Aftermath of the South Dakota Northern Plains spring storm
CAMP CROOK, S.D. – South Dakota ranchers have been immersed in challenges in the past two years with drought conditions. With the recent snowstorm, ranchers are weathering yet another challenge during a crucial time of year – calving season.
While livestock producers are desperate for the moisture with more than half the state in severe drought conditions, the snow and the wind have been a battle for producers that are still calving.
North Western South Dakota, South Western North Dakota and Eastern Montana seem to have been near the bullseye of the April blizzard, with reports of 16″ – 20″ of snow, along with wind gusts up to 61 mph in the area that has caused severe drifting and white-out conditions.
Such extremes in weather can cause lasting damage to calves and bury livestock in snow drifts. In these weather conditions, a newborn calf can only survive approximately 15 minutes before hypothermia sets in and freezes to death. The weather with temperature fluctuations also impacts the health of all livestock with the potential of causing respiratory issues.
Kimberly and her husband Pro Rodeo Cowboy Jesse Bail ranch near Camp Crook. They report getting 16″ of snow from the storm.
“Monday we brought in all the cows that had not calved and we fed the pairs in the draws or near stockades. Since then the wind and snow blew so bad you couldn’t make it out to check on the pairs,” said Kimberly Bail.

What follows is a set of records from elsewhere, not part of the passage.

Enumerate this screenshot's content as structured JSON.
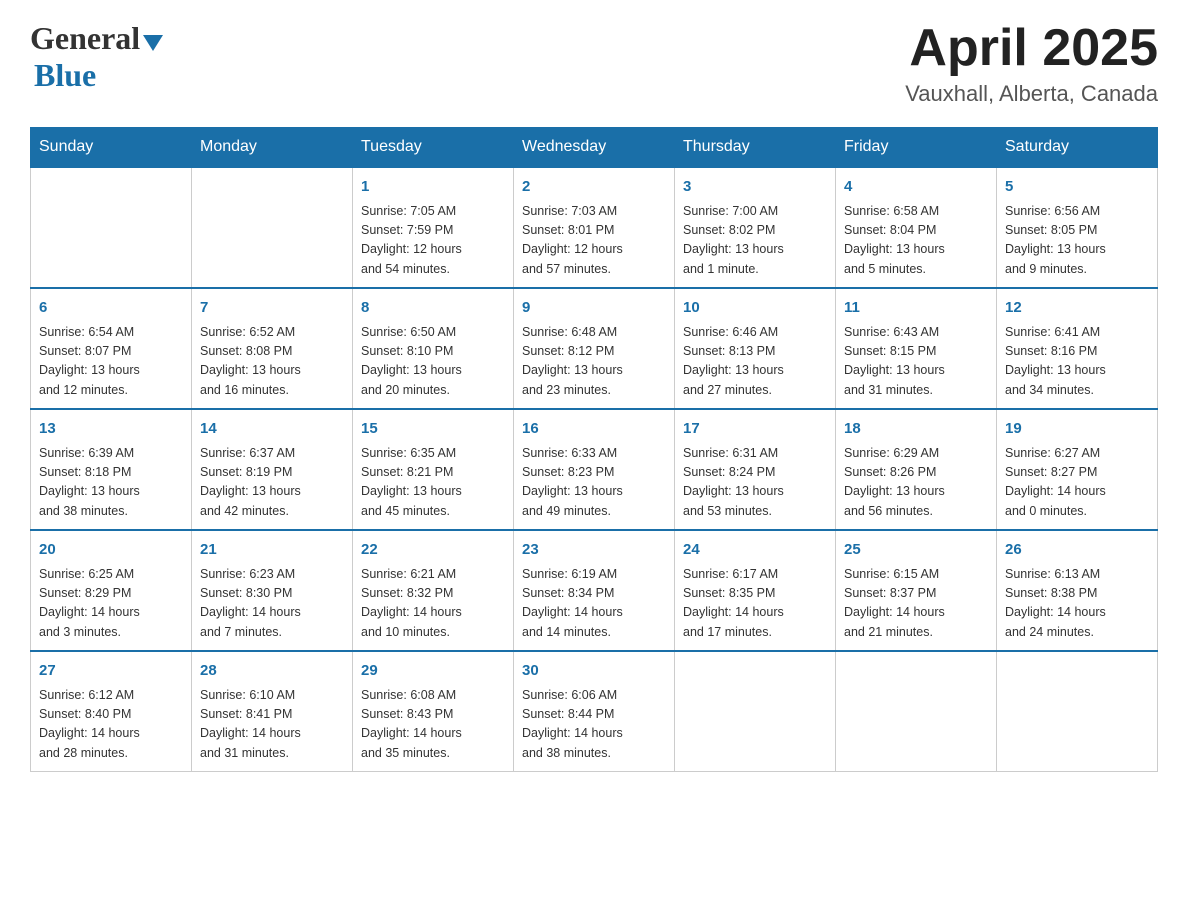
{
  "header": {
    "logo_general": "General",
    "logo_blue": "Blue",
    "title": "April 2025",
    "subtitle": "Vauxhall, Alberta, Canada"
  },
  "weekdays": [
    "Sunday",
    "Monday",
    "Tuesday",
    "Wednesday",
    "Thursday",
    "Friday",
    "Saturday"
  ],
  "weeks": [
    [
      {
        "day": "",
        "info": ""
      },
      {
        "day": "",
        "info": ""
      },
      {
        "day": "1",
        "info": "Sunrise: 7:05 AM\nSunset: 7:59 PM\nDaylight: 12 hours\nand 54 minutes."
      },
      {
        "day": "2",
        "info": "Sunrise: 7:03 AM\nSunset: 8:01 PM\nDaylight: 12 hours\nand 57 minutes."
      },
      {
        "day": "3",
        "info": "Sunrise: 7:00 AM\nSunset: 8:02 PM\nDaylight: 13 hours\nand 1 minute."
      },
      {
        "day": "4",
        "info": "Sunrise: 6:58 AM\nSunset: 8:04 PM\nDaylight: 13 hours\nand 5 minutes."
      },
      {
        "day": "5",
        "info": "Sunrise: 6:56 AM\nSunset: 8:05 PM\nDaylight: 13 hours\nand 9 minutes."
      }
    ],
    [
      {
        "day": "6",
        "info": "Sunrise: 6:54 AM\nSunset: 8:07 PM\nDaylight: 13 hours\nand 12 minutes."
      },
      {
        "day": "7",
        "info": "Sunrise: 6:52 AM\nSunset: 8:08 PM\nDaylight: 13 hours\nand 16 minutes."
      },
      {
        "day": "8",
        "info": "Sunrise: 6:50 AM\nSunset: 8:10 PM\nDaylight: 13 hours\nand 20 minutes."
      },
      {
        "day": "9",
        "info": "Sunrise: 6:48 AM\nSunset: 8:12 PM\nDaylight: 13 hours\nand 23 minutes."
      },
      {
        "day": "10",
        "info": "Sunrise: 6:46 AM\nSunset: 8:13 PM\nDaylight: 13 hours\nand 27 minutes."
      },
      {
        "day": "11",
        "info": "Sunrise: 6:43 AM\nSunset: 8:15 PM\nDaylight: 13 hours\nand 31 minutes."
      },
      {
        "day": "12",
        "info": "Sunrise: 6:41 AM\nSunset: 8:16 PM\nDaylight: 13 hours\nand 34 minutes."
      }
    ],
    [
      {
        "day": "13",
        "info": "Sunrise: 6:39 AM\nSunset: 8:18 PM\nDaylight: 13 hours\nand 38 minutes."
      },
      {
        "day": "14",
        "info": "Sunrise: 6:37 AM\nSunset: 8:19 PM\nDaylight: 13 hours\nand 42 minutes."
      },
      {
        "day": "15",
        "info": "Sunrise: 6:35 AM\nSunset: 8:21 PM\nDaylight: 13 hours\nand 45 minutes."
      },
      {
        "day": "16",
        "info": "Sunrise: 6:33 AM\nSunset: 8:23 PM\nDaylight: 13 hours\nand 49 minutes."
      },
      {
        "day": "17",
        "info": "Sunrise: 6:31 AM\nSunset: 8:24 PM\nDaylight: 13 hours\nand 53 minutes."
      },
      {
        "day": "18",
        "info": "Sunrise: 6:29 AM\nSunset: 8:26 PM\nDaylight: 13 hours\nand 56 minutes."
      },
      {
        "day": "19",
        "info": "Sunrise: 6:27 AM\nSunset: 8:27 PM\nDaylight: 14 hours\nand 0 minutes."
      }
    ],
    [
      {
        "day": "20",
        "info": "Sunrise: 6:25 AM\nSunset: 8:29 PM\nDaylight: 14 hours\nand 3 minutes."
      },
      {
        "day": "21",
        "info": "Sunrise: 6:23 AM\nSunset: 8:30 PM\nDaylight: 14 hours\nand 7 minutes."
      },
      {
        "day": "22",
        "info": "Sunrise: 6:21 AM\nSunset: 8:32 PM\nDaylight: 14 hours\nand 10 minutes."
      },
      {
        "day": "23",
        "info": "Sunrise: 6:19 AM\nSunset: 8:34 PM\nDaylight: 14 hours\nand 14 minutes."
      },
      {
        "day": "24",
        "info": "Sunrise: 6:17 AM\nSunset: 8:35 PM\nDaylight: 14 hours\nand 17 minutes."
      },
      {
        "day": "25",
        "info": "Sunrise: 6:15 AM\nSunset: 8:37 PM\nDaylight: 14 hours\nand 21 minutes."
      },
      {
        "day": "26",
        "info": "Sunrise: 6:13 AM\nSunset: 8:38 PM\nDaylight: 14 hours\nand 24 minutes."
      }
    ],
    [
      {
        "day": "27",
        "info": "Sunrise: 6:12 AM\nSunset: 8:40 PM\nDaylight: 14 hours\nand 28 minutes."
      },
      {
        "day": "28",
        "info": "Sunrise: 6:10 AM\nSunset: 8:41 PM\nDaylight: 14 hours\nand 31 minutes."
      },
      {
        "day": "29",
        "info": "Sunrise: 6:08 AM\nSunset: 8:43 PM\nDaylight: 14 hours\nand 35 minutes."
      },
      {
        "day": "30",
        "info": "Sunrise: 6:06 AM\nSunset: 8:44 PM\nDaylight: 14 hours\nand 38 minutes."
      },
      {
        "day": "",
        "info": ""
      },
      {
        "day": "",
        "info": ""
      },
      {
        "day": "",
        "info": ""
      }
    ]
  ]
}
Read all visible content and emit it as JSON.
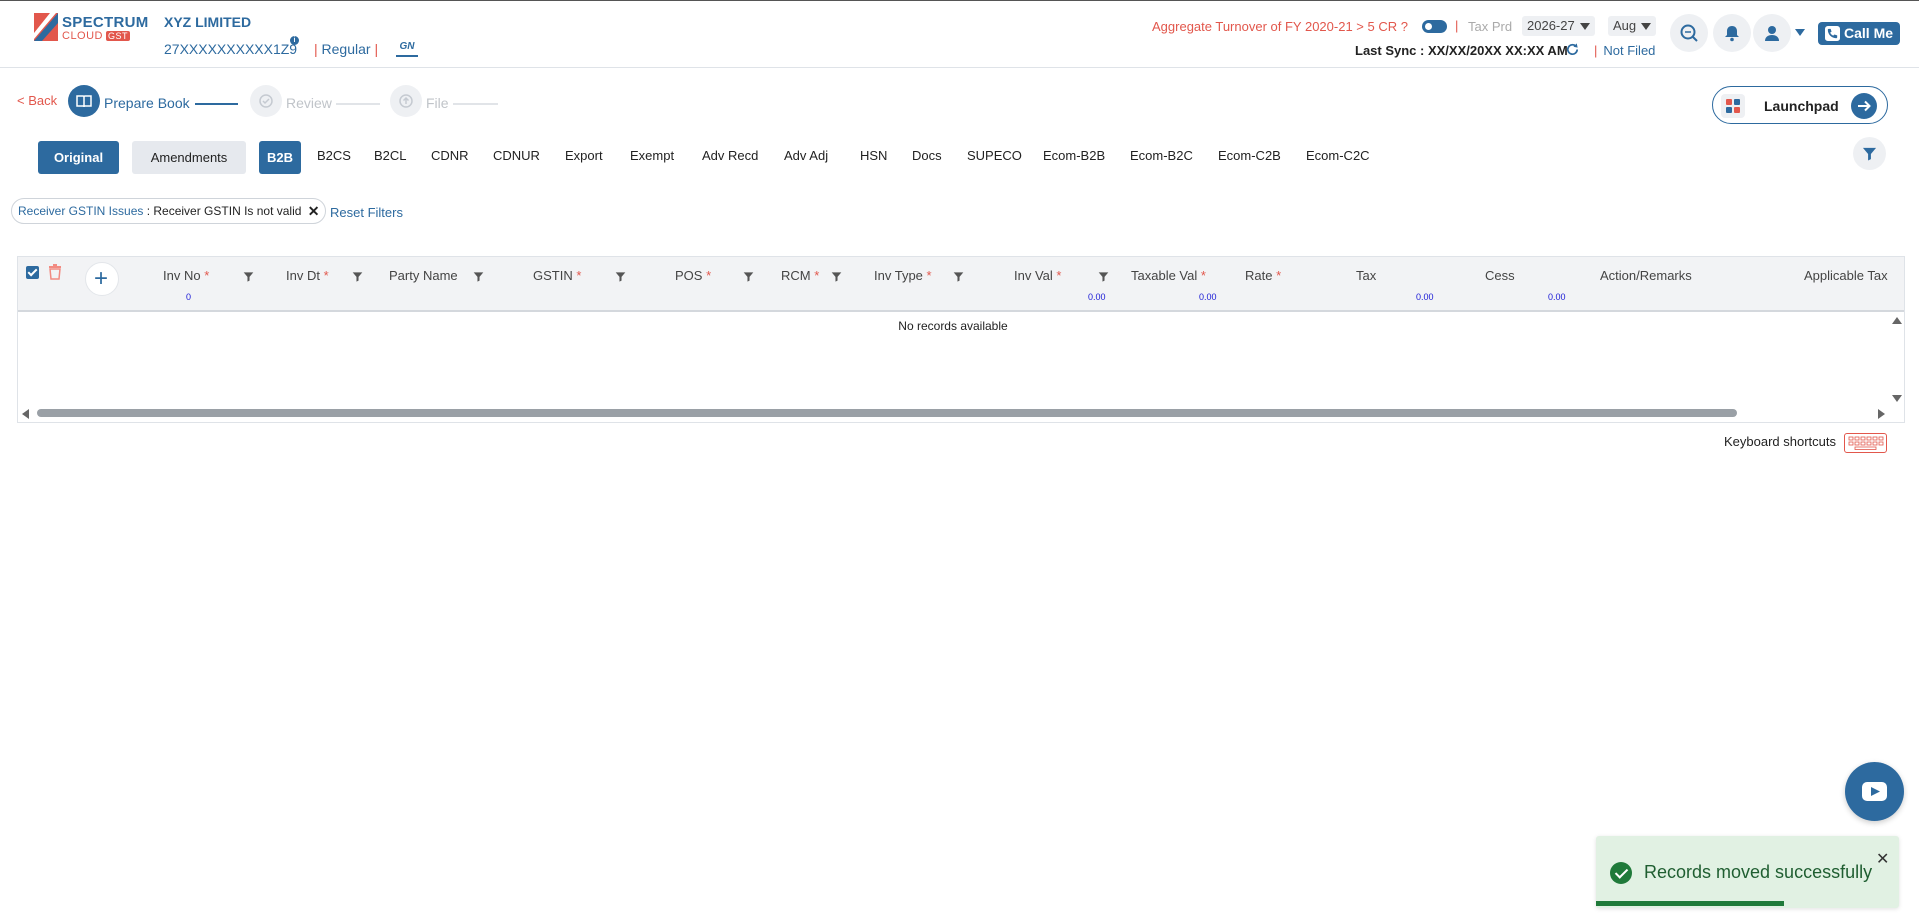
{
  "header": {
    "logo": {
      "line1": "SPECTRUM",
      "line2": "CLOUD",
      "badge": "GST"
    },
    "company_name": "XYZ LIMITED",
    "gstin": "27XXXXXXXXXX1Z9",
    "registration_type": "Regular",
    "turnover_text": "Aggregate Turnover of FY 2020-21 > 5 CR ?",
    "tax_period_label": "Tax Prd",
    "fiscal_year": "2026-27",
    "month": "Aug",
    "last_sync": "Last Sync : XX/XX/20XX XX:XX AM",
    "filing_status": "Not Filed",
    "call_me_label": "Call Me",
    "accent_color": "#2d6a9f",
    "alert_color": "#e2574c"
  },
  "stepper": {
    "back_label": "< Back",
    "steps": [
      {
        "label": "Prepare Book",
        "state": "active"
      },
      {
        "label": "Review",
        "state": "inactive"
      },
      {
        "label": "File",
        "state": "inactive"
      }
    ],
    "launchpad_label": "Launchpad"
  },
  "tabs": {
    "mode": [
      {
        "label": "Original",
        "active": true
      },
      {
        "label": "Amendments",
        "active": false
      }
    ],
    "sections": [
      "B2B",
      "B2CS",
      "B2CL",
      "CDNR",
      "CDNUR",
      "Export",
      "Exempt",
      "Adv Recd",
      "Adv Adj",
      "HSN",
      "Docs",
      "SUPECO",
      "Ecom-B2B",
      "Ecom-B2C",
      "Ecom-C2B",
      "Ecom-C2C"
    ],
    "active_section": "B2B"
  },
  "filters": {
    "chip_key": "Receiver GSTIN Issues",
    "chip_value": " : Receiver GSTIN Is not valid",
    "reset_label": "Reset Filters"
  },
  "grid": {
    "columns": [
      {
        "label": "Inv No",
        "required": true,
        "filter": true
      },
      {
        "label": "Inv Dt",
        "required": true,
        "filter": true
      },
      {
        "label": "Party Name",
        "required": false,
        "filter": true
      },
      {
        "label": "GSTIN",
        "required": true,
        "filter": true
      },
      {
        "label": "POS",
        "required": true,
        "filter": true
      },
      {
        "label": "RCM",
        "required": true,
        "filter": true
      },
      {
        "label": "Inv Type",
        "required": true,
        "filter": true
      },
      {
        "label": "Inv Val",
        "required": true,
        "filter": true
      },
      {
        "label": "Taxable Val",
        "required": true,
        "filter": false
      },
      {
        "label": "Rate",
        "required": true,
        "filter": false
      },
      {
        "label": "Tax",
        "required": false,
        "filter": false
      },
      {
        "label": "Cess",
        "required": false,
        "filter": false
      },
      {
        "label": "Action/Remarks",
        "required": false,
        "filter": false
      },
      {
        "label": "Applicable Tax",
        "required": false,
        "filter": false
      }
    ],
    "totals": {
      "inv_count": "0",
      "inv_val": "0.00",
      "taxable_val": "0.00",
      "tax": "0.00",
      "cess": "0.00"
    },
    "empty_message": "No records available",
    "required_marker": "*"
  },
  "footer": {
    "keyboard_shortcuts_label": "Keyboard shortcuts"
  },
  "toast": {
    "message": "Records moved successfully",
    "close": "✕",
    "progress": 0.62
  }
}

Video courtesy of the Bail Ranch.
“Today is finally a day we can rescue animals, the winds have slowed so it is no longer a whiteout,” said Bail. “These poor colts left their shelter to go eat hay and the wind swirled drifts taller than they are around them and trapping them at the hay all night.”
“Today we have some calves buried in snow and cows and calves that went with the wind into pastures they weren’t supposed to be in,” said Bail who reports finding three dead calves. “This poor guy was buried and we could hardly tell he was there.”
The last time this area saw a spring storm this severe was in 1997, when Harding County ranchers were using snowmobiles to check pairs. With blizzard conditions, tractors sometimes aren’t enough to get the job done, gelling up or by getting stuck in deep drifts.